--- START ---

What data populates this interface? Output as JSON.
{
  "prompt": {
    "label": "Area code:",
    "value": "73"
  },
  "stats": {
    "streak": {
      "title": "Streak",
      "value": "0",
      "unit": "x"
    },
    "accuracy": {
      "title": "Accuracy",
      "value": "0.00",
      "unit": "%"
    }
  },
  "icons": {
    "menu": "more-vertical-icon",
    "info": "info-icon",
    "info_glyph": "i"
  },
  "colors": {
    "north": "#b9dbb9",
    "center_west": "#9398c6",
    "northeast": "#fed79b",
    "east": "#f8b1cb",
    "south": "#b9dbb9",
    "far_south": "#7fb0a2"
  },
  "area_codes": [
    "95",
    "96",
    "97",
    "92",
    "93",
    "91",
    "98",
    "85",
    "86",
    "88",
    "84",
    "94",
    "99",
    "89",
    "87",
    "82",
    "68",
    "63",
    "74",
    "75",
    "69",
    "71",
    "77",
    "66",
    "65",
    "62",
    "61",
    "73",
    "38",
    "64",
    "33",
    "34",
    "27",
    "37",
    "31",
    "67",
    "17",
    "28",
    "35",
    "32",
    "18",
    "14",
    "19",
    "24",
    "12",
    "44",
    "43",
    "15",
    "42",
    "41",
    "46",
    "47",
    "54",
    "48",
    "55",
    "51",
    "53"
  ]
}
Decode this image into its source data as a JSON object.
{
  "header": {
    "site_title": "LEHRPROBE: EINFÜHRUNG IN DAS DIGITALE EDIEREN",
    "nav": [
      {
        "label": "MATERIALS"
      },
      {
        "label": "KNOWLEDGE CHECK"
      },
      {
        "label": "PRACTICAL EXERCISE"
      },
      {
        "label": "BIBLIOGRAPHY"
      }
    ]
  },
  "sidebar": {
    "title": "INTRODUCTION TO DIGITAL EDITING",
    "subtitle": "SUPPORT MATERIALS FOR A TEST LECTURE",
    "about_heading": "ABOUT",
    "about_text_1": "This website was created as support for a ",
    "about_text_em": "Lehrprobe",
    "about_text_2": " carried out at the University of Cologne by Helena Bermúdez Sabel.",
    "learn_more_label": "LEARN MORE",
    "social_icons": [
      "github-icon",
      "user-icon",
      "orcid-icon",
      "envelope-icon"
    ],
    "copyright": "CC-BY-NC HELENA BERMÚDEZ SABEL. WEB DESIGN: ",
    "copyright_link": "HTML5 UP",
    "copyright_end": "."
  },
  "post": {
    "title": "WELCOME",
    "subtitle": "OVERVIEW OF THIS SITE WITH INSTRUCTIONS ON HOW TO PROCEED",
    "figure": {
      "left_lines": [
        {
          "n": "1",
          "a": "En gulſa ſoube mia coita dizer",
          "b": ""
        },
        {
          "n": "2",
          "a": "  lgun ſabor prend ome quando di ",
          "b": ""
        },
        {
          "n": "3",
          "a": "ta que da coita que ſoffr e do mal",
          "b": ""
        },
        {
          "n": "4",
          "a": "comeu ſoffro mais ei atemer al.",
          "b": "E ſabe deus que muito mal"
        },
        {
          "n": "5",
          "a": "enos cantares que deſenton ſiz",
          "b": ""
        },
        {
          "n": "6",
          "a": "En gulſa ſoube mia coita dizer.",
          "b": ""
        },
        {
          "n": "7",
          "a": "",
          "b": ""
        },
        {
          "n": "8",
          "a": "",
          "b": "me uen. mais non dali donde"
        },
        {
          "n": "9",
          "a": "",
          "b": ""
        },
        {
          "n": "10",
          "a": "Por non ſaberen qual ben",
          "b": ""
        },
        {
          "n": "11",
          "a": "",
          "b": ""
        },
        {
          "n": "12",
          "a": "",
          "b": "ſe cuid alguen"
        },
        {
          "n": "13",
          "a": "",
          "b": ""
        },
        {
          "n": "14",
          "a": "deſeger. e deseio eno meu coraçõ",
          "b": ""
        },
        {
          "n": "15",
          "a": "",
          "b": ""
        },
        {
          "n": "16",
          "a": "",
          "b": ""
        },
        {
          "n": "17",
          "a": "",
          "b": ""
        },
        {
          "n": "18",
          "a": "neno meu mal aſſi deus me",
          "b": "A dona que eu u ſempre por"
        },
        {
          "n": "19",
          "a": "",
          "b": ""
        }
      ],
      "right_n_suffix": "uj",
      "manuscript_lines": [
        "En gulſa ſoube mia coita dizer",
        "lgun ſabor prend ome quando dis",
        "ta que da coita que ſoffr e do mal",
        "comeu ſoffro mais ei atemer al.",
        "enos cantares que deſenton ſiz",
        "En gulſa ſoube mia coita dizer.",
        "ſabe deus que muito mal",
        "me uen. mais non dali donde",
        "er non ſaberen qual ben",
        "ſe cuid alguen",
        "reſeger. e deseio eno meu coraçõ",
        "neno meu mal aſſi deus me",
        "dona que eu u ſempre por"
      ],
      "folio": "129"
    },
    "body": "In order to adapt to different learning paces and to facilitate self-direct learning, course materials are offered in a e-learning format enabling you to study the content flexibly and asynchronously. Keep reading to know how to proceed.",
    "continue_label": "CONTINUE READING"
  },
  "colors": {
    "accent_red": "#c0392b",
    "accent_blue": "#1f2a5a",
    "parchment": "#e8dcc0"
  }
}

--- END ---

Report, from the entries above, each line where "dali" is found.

**Result below**
          "b": "me uen. mais non dali donde"
        "me uen. mais non dali donde",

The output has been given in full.